The result is dizzying, a rollercoaster journey through a vast swathe of cultural terrain. Each of the collaborative pieces is distinct and different, and finds Reaks attentive to the style of the different speakers. And as the strange, strangles vocal cacophony which introduces the album’s first track, the oddly ominous prog-dub drum‘n’bass neoclassical jazz mixup that is ‘Divorced from the Body’ shows, he’s digging deep to locate new and unexpected hybrids. And yet, amidst the chaos, he still whips up some killer hooks – something so many experimental / genre-smashing artists completely overlook in their quest to innovate, to dazzle with their imagination and technical prowess.

‘The Gentle Art of Ignoring’ with Sylvie Hill is the most outright jazz track on the album, and her sassy vocal delivery and confident Canadian accent brings another sharp dimension to an album which displays almost infinite dimensions, but there’s just so much to take in. But if you need a pointer for where to start, start with the basslines. The crashing jazz-influenced drum ‘n’ bass drumming, the wild brass, the myriad perspectives of the different vocalists all slot into place over those low-down basslines that stroll and groove and leap and boogie. Get on down.

 

Ashley Reaks - Growth Spurts

Inter-Dimensional Recordings – 1st June 2016

Christopher Nosnibor

The greatest pressure for any emerging artist must surely to be to get product out onto the market: something to satisfy new fans and entice prospective fans.
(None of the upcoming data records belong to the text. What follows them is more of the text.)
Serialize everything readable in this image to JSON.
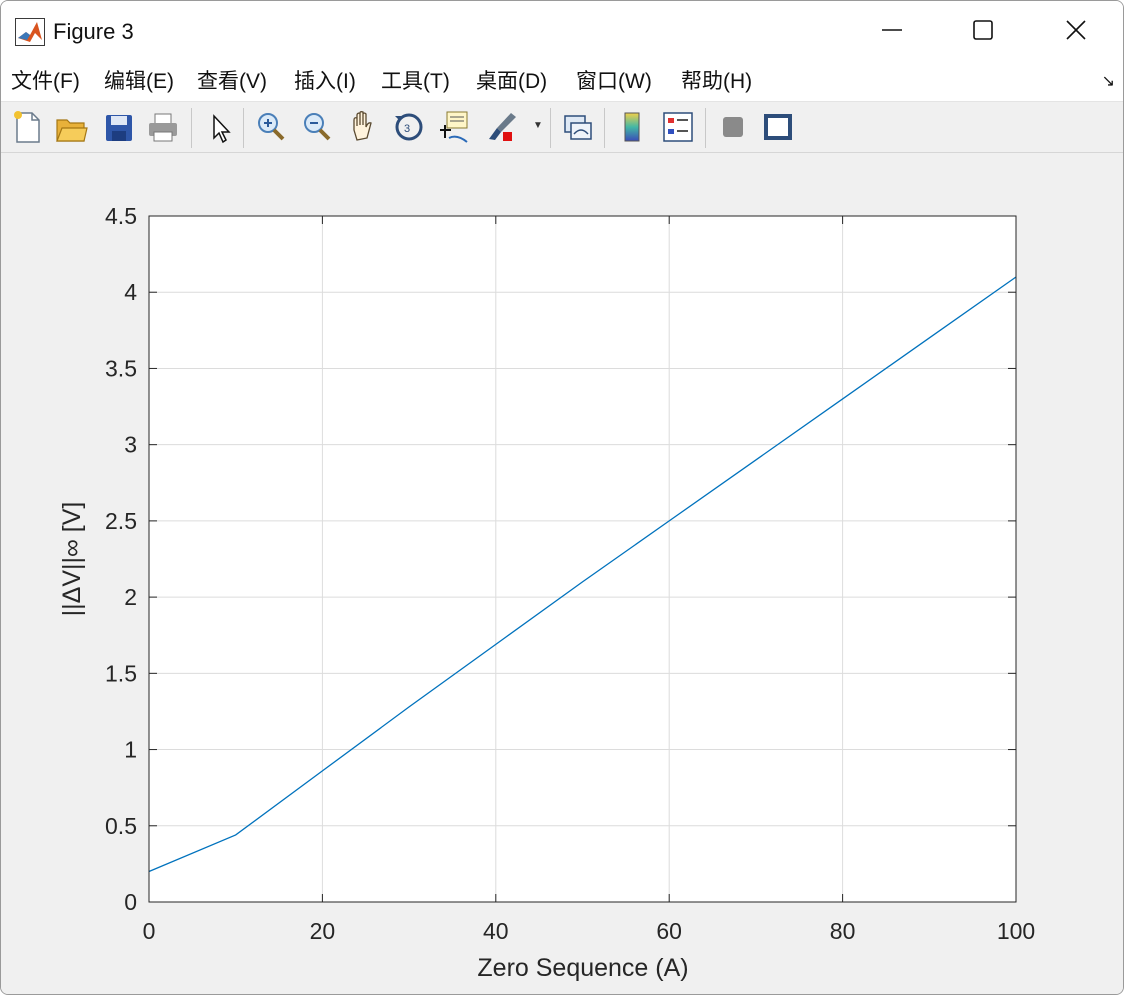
{
  "window": {
    "title": "Figure 3"
  },
  "menu": {
    "items": [
      "文件(F)",
      "编辑(E)",
      "查看(V)",
      "插入(I)",
      "工具(T)",
      "桌面(D)",
      "窗口(W)",
      "帮助(H)"
    ]
  },
  "toolbar": {
    "icons": [
      "new-file-icon",
      "open-folder-icon",
      "save-icon",
      "print-icon",
      "pointer-icon",
      "zoom-in-icon",
      "zoom-out-icon",
      "pan-icon",
      "rotate-3d-icon",
      "data-cursor-icon",
      "brush-icon",
      "link-plot-icon",
      "colorbar-icon",
      "legend-icon",
      "hide-plot-tools-icon",
      "show-plot-tools-icon"
    ]
  },
  "chart_data": {
    "type": "line",
    "xlabel": "Zero Sequence (A)",
    "ylabel": "||ΔV||∞ [V]",
    "xlim": [
      0,
      100
    ],
    "ylim": [
      0,
      4.5
    ],
    "xticks": [
      "0",
      "20",
      "40",
      "60",
      "80",
      "100"
    ],
    "yticks": [
      "0",
      "0.5",
      "1",
      "1.5",
      "2",
      "2.5",
      "3",
      "3.5",
      "4",
      "4.5"
    ],
    "grid": true,
    "series": [
      {
        "color": "#0072bd",
        "x": [
          0,
          10,
          20,
          30,
          40,
          50,
          60,
          70,
          80,
          90,
          100
        ],
        "y": [
          0.2,
          0.44,
          0.86,
          1.28,
          1.69,
          2.1,
          2.5,
          2.9,
          3.3,
          3.7,
          4.1
        ]
      }
    ]
  }
}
The urge to splurge material, whether ready or not, in order to strike while the iron is hot is more than most can resist. Nathassia is indeed a rare artist, and, it would seem, something of a perfectionist. Recording as Nathassia Devine, she had a 13-track debut album recorded, packaged, and in circulation to the press, finding favourable reviews (including one from me). That was 2014. The album was shelved. It’s now 2016, and a lot has happened. Having decided to pull back and regroup, restyling herself as Nathassia, she’s spent the intervening time reshaping her sound and building an enviable audience at home and internationally. Finally, she’s satisfied, and the end product is Light of the World. And yes, it was worth the wait.

Cut back to 10 tracks, only four songs from the original album remain. Having honed her songs with the assistance of Bruce Elliott-Smith, Light of the World finds Nathassia exploring cross-cultural music evermore broadly and evermore confidently. Half Dutch, half Indian and residing in London, Light of the World is very much a 21st century hybrid of these very different cultural backgrounds. It’s an electronic album, but not one that confirms to any one strain or style, leaping hither and thither and picking, magpie-like, from a host of musical strands.
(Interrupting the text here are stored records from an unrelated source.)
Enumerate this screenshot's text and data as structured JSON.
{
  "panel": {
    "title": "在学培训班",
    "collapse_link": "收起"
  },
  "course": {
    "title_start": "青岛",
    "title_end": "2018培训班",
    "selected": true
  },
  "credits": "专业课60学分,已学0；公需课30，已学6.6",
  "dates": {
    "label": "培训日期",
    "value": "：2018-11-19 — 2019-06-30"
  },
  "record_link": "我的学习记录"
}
Nathassia’s striking appearance is the perfect visual representation of her sound, and embodies her mixed roots, as East meets West in a perfect amalgamation. But this is no mere marketing schtick: she is very much a self-made package, and one which has immense market appeal both visually and sonically.
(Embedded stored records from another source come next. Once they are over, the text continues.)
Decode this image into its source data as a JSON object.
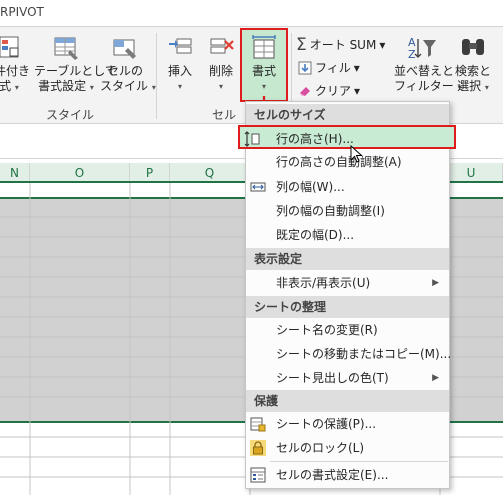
{
  "tabstrip": {
    "title": "RPIVOT"
  },
  "ribbon": {
    "styles_group": {
      "label": "スタイル",
      "cond_format_line1": "件付き",
      "cond_format_line2": "式",
      "table_format_line1": "テーブルとして",
      "table_format_line2": "書式設定",
      "cell_style_line1": "セルの",
      "cell_style_line2": "スタイル"
    },
    "cells_group": {
      "label": "セル",
      "insert": "挿入",
      "delete": "削除",
      "format": "書式"
    },
    "edit_group": {
      "autosum": "オート SUM",
      "fill": "フィル",
      "clear": "クリア",
      "sort_line1": "並べ替えと",
      "sort_line2": "フィルター",
      "find_line1": "検索と",
      "find_line2": "選択"
    }
  },
  "columns": [
    "N",
    "O",
    "P",
    "Q",
    "U"
  ],
  "menu": {
    "sections": {
      "cell_size": "セルのサイズ",
      "visibility": "表示設定",
      "organize": "シートの整理",
      "protection": "保護"
    },
    "items": {
      "row_height": "行の高さ(H)...",
      "autofit_row": "行の高さの自動調整(A)",
      "col_width": "列の幅(W)...",
      "autofit_col": "列の幅の自動調整(I)",
      "default_width": "既定の幅(D)...",
      "hide_unhide": "非表示/再表示(U)",
      "rename_sheet": "シート名の変更(R)",
      "move_copy": "シートの移動またはコピー(M)...",
      "tab_color": "シート見出しの色(T)",
      "protect_sheet": "シートの保護(P)...",
      "lock_cell": "セルのロック(L)",
      "format_cells": "セルの書式設定(E)..."
    }
  },
  "colors": {
    "excel_green": "#217346",
    "highlight": "#e01b1b",
    "selection_fill": "#d1d1d1"
  }
}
Contrast and juxtaposition lie at the heart of Light of the World, but rather than treat this yin and yang as conflicting elements, she embraces them and draws them together to intriguing effect. The sultry ‘Egypt’s Queen’ finds Nathassia rolling her r’s and accentuating the eastern influences of her music. Single cut ‘Turning Headz’ is more hard-edged and showcases a driving, drum ‘n’ bass orientated sound, something which wasn’t present on the original album, and similarly, ‘Parasite’ is driven by a grating bass and insistent, industrial-edged drumming. Melding insistent beats with snarling techno, it’s dark in hue, and paired with Nathassia’s keeningly exotic vocal delivery that’s tinged with a hint of venom, it’s a powerful piece.

Elsewhere, the title track spins out an expansive, cosmic vibe, highlighting the diversity of the material on Light of the World. It certainly isn’t an album that works to a formula, and stands as a truly multidimensional piece. It helps, of course, that the range is matched by the quality of the material.

Light of the World is an album which not only reveals Nathassia to be a fascinating, chameleon-like songsmith and performer, but a distinctive and even unique voice.

 

light-of-the-world-album-artwork

Nathassia Online